### Data records

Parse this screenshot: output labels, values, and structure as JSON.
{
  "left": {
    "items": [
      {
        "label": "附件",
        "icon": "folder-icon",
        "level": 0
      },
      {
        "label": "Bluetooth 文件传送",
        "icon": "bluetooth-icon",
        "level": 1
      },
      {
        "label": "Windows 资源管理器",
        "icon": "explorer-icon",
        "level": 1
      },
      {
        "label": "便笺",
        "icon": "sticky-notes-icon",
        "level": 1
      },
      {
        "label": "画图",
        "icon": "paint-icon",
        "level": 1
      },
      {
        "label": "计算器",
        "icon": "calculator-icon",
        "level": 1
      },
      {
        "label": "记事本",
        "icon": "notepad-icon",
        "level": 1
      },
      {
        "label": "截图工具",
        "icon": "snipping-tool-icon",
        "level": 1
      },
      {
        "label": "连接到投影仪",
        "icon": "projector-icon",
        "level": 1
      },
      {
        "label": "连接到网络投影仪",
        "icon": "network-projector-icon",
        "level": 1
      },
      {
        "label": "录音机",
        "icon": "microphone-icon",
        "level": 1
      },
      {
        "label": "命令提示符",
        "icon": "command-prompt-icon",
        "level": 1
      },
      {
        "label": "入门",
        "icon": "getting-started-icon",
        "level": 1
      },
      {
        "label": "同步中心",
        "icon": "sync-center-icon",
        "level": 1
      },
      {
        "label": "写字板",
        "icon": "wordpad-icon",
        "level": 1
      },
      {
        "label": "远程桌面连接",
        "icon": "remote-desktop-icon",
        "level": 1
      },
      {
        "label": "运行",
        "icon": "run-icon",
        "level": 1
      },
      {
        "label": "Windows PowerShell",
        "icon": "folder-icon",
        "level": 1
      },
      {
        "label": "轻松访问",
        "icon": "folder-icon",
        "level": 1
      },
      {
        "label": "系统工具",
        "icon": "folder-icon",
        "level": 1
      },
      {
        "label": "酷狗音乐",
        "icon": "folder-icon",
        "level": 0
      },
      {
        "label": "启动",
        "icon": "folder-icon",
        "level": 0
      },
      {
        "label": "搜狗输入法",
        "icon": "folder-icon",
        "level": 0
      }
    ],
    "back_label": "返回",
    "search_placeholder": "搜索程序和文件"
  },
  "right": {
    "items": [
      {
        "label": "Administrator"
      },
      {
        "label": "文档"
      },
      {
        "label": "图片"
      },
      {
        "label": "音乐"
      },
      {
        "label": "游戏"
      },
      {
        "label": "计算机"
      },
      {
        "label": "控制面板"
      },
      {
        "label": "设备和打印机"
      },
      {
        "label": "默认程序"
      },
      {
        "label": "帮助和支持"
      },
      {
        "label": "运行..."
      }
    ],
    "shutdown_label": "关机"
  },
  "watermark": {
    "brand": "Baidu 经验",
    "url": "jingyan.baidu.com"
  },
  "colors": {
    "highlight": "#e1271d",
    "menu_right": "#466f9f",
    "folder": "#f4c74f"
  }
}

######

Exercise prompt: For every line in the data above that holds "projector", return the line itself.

Output:
        "icon": "projector-icon",
        "icon": "network-projector-icon",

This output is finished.